(Image courtesy: HBO)
Warning: Spoilers Ahead!
Okay, let’s say you can tame a dragon. But could one really fly? And if so, could you ride it? We have answers!
HBO’s hit series Game of Thrones, about a mythical world (in which just about every character has a British accent, go figure) that’s going through a series of political upheavals, as separate kingdoms try to get the upper hand, often through clever political maneuvering but more often through horrific violence, including warfare.
There aren’t any guns in this world, but ingenious weaponry abounds, everything from barrels of liquid fire to giant crossbows, and, yes, there’s swordplay to spare.
Then there’s the nuclear option, Dragons. These aren’t the friendly Puff kind of dragon but giant, angry, fire breathing flying reptiles. For them, no one has an answer, well almost no one. Drat that evil Night King!
We know it’s a mythical world populated with mythical creatures, like giant zombie bears with an attitude, but being pilots we had to ask ourselves the questions, could a dragon this size really fly, and if it could, would anyone be able to ride it?
Could It Fly?
To answer those questions, we looked no farther than paleontology and hunted for the biggest flying dinos ever. Yup, Quetzalcoatlus, the giant flying lizard with a wingspan a third again bigger than a Cessna 172 four-seater. Now, having a big wingspan doesn’t mean that Quetzals could carry a big payload, but they didn’t have to carry any fuel which is good, as avgas was hard to find at the time, but, yes, they could fly. Could larger reptiles have flown? Sure, though one could throw in all kinds of complications, but in theory, the aerodynamics work.
And on Game Of Thrones the flight dynamics are incredibly lifelike. If there were to be a flying dragon with a 120-foot estimated wingspan, it would have to fly just like that.
One stumbling block is the fire, though. Think of a small jet, let’s say HondaJet sized, a six-seater, or so. Now imagine putting a huge turbojet engine on its nose with the thrust pointing forward, which is essentially what a dragon is like, right, and it’s not going to be flying any more. That said, with its giant flapping wings, it could recover, and it can essentially hover, too. (Yeah, we all want one.) So is the whole belching waves of molten destruction a non-starter? Maybe, maybe not.
But Could You Ride It?
Okay, here’s where we part ways with the show. The long and short answer are both “No way!” Here’s why.
In the show, Daenerys Targaryen, known as the Mother of Dragons, learns to ride the beasts—she has three of them—when they are smaller, and she does it simply by hopping aboard and holding on. Right.

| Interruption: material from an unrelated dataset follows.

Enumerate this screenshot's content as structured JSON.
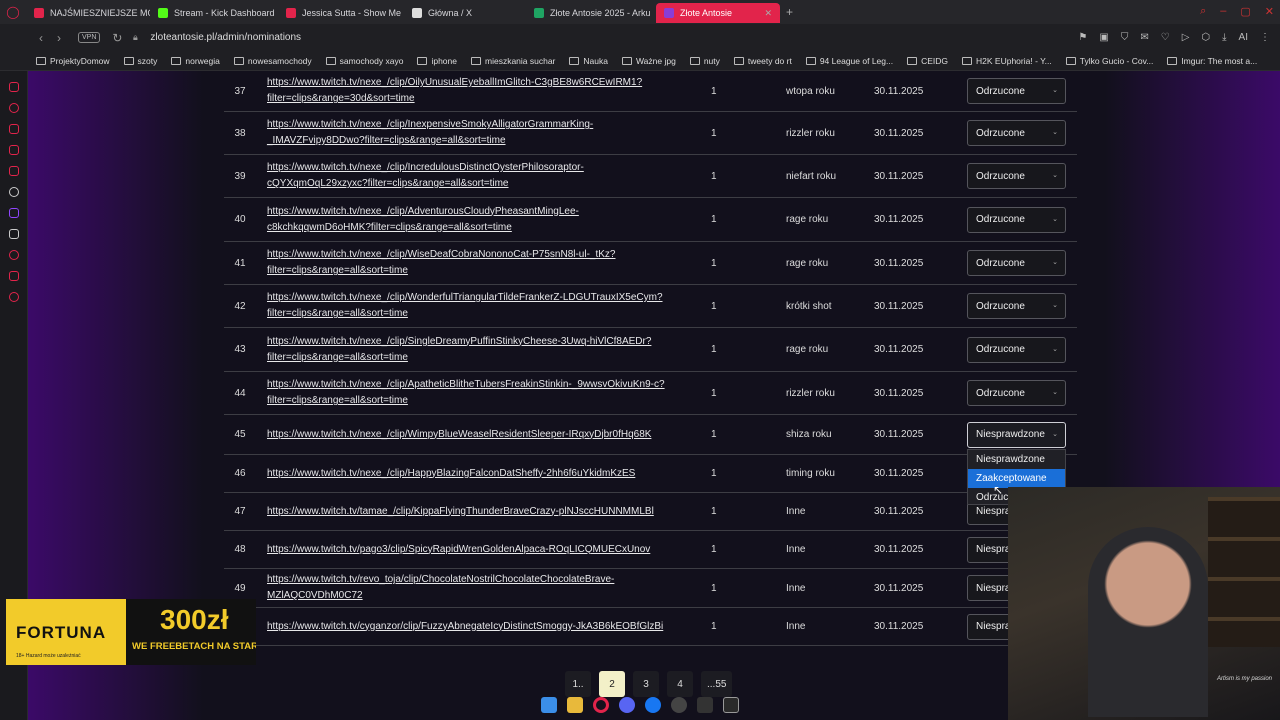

We read the opinion of one bull rider saying that if it moves, he could ride it, to which we say, bull. These giant dragons are, one, too big to grip with your legs, there’s no saddle (riders must hold on) and the acceleration forces, just flapping their wings moves their bodies up and down like 30 feet in a heartbeat—are unfathomable.
Even if a pilot could hang on when the G forces were pressing your butt down into your seat, the negative Gs would be a deal breaker. Anyone who’s ever flown aerobatics knows this instinctively. Think about it: Would you fly an open-cockpit aerobatic plane with no seat belt and do repeated high-negative G maneuvers (you know, the kind that lift you out of your seat)? The answer is, you could do only one. Otherwise, the effect of even mild flapping would be the equivalent of an old-fashioned, monster-based ejection seat. And we didn’t notice the riders wearing any parachutes.
Okay already, we know how they hang on, magic, right, the motive force behind so many of the show’s disruptive technologies, from bringing people back from the dead to assuming their perfect form in order to… well, use your imagination!
So even if the flying fire-breathing dragons and their cool and collected riders stretch the science, they are undeniably fun to watch and, okay, dream about flying, too.